O’Neal will start the season at the ripe old age of 35, but the 17-year NBA veteran and six-time All Star can still score and rebound at a respectable level, averaging 15.9 points/10.3 rebounds per-36 minutes last year, according to basketball-reference.com. He remains a solid defender as well – the Suns held opponents to 3.2 fewer points whenever he took the court.
That being said, O’Neal is still 35 years old and hasn’t played in more than 70 games since 2009-2010. If Bogut is sidelined with yet again – God forbid – there’s no telling how long O’Neal can function as a starter given his advanced age and injury history. So, taking all that into account, why the hell would the Warriors pay $2 million to Jermaine O’Neal to mentor Festus Ezeli – someone who started more games and logged more playing time last season, and would likely do so this year if he were healthy?
Because they didn’t. Although they share a similar body type (listed at 6’11”, 255 lbs) and position (center), Ezeli and O’Neal have little in common in terms of talent or style of play. Ezeli – an athletic specimen – only learned to play basketball after moving to the United States as a teenager. O’Neal – who somehow looks stocky at 6’11” – was considered a basketball prodigy from a young age, which enabled him to enter the NBA immediately after graduating high school.
Festus Ezeli can’t shoot. Jermaine O’Neal has impressive range for a big man. Festus Ezeli is a capable defender and shot blocker. O’Neal, though still effective, has lost a step at this stage in his career. These players have different backgrounds, skill sets and motivations. If anything, they’re competing for the right to back up Bogut.

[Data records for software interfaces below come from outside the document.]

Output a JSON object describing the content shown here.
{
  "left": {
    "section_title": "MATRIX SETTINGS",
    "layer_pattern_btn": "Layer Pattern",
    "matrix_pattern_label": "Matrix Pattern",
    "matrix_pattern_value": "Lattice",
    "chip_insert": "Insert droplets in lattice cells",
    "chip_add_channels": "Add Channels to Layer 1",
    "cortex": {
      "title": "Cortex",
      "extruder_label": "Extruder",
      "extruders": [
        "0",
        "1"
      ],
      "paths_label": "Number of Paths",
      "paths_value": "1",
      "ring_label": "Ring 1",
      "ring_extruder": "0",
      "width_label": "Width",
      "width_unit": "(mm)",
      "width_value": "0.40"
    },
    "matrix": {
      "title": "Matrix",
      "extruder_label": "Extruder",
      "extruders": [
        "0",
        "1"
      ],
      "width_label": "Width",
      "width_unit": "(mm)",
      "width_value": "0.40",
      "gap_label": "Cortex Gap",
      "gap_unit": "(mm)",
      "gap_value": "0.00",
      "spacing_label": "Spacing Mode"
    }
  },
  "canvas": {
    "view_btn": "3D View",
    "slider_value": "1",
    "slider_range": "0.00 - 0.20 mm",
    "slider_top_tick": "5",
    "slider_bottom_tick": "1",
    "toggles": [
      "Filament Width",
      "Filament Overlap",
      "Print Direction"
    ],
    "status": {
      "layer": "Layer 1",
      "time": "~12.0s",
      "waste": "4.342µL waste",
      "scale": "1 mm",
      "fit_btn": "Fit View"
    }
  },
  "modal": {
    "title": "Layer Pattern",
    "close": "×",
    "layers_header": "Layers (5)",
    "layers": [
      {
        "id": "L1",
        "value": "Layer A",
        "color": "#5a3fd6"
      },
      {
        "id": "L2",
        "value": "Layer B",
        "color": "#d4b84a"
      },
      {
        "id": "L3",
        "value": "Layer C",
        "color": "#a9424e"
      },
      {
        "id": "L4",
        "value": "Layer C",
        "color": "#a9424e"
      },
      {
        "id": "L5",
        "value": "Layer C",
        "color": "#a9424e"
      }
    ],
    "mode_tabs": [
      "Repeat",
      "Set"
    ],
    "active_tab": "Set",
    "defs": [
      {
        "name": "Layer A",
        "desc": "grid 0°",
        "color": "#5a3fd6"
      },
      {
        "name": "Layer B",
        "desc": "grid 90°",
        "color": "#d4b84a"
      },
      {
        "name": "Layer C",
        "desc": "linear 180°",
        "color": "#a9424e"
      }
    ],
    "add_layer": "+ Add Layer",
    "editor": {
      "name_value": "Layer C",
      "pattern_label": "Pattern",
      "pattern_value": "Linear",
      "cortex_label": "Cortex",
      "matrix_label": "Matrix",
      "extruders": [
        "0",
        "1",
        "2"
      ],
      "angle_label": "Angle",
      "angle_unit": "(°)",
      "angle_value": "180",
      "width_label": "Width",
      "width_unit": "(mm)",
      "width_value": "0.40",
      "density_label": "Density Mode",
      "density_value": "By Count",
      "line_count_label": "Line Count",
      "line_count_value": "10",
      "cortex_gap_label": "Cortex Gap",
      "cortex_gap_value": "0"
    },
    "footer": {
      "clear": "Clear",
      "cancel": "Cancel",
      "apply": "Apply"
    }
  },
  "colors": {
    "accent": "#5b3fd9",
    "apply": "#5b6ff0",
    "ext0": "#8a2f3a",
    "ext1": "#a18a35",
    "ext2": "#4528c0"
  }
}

Festus Ezeli is a grown-up. He moved to new country, mastered a new sport, was recruited by Vanderbilt University and drafted into the NBA in a remarkably short amount of time. He started 41 games in his first NBA season and performed well despite lacking many of the skills he’ll need to sustain a long career. He will get better, with or without O’Neal’s help.
He doesn’t need a mentor, but if Ezeli needs any extra motivation to rehab his knee and improve as a player, O’Neal can provide it by doing everything in his power to take the young man’s job.
O’Neal said it himself. He’s not here to be a player-coach. If he does his job, he won’t have to be.
 Bear in mind, everyone else on that Phoenix team is an awful basketball player.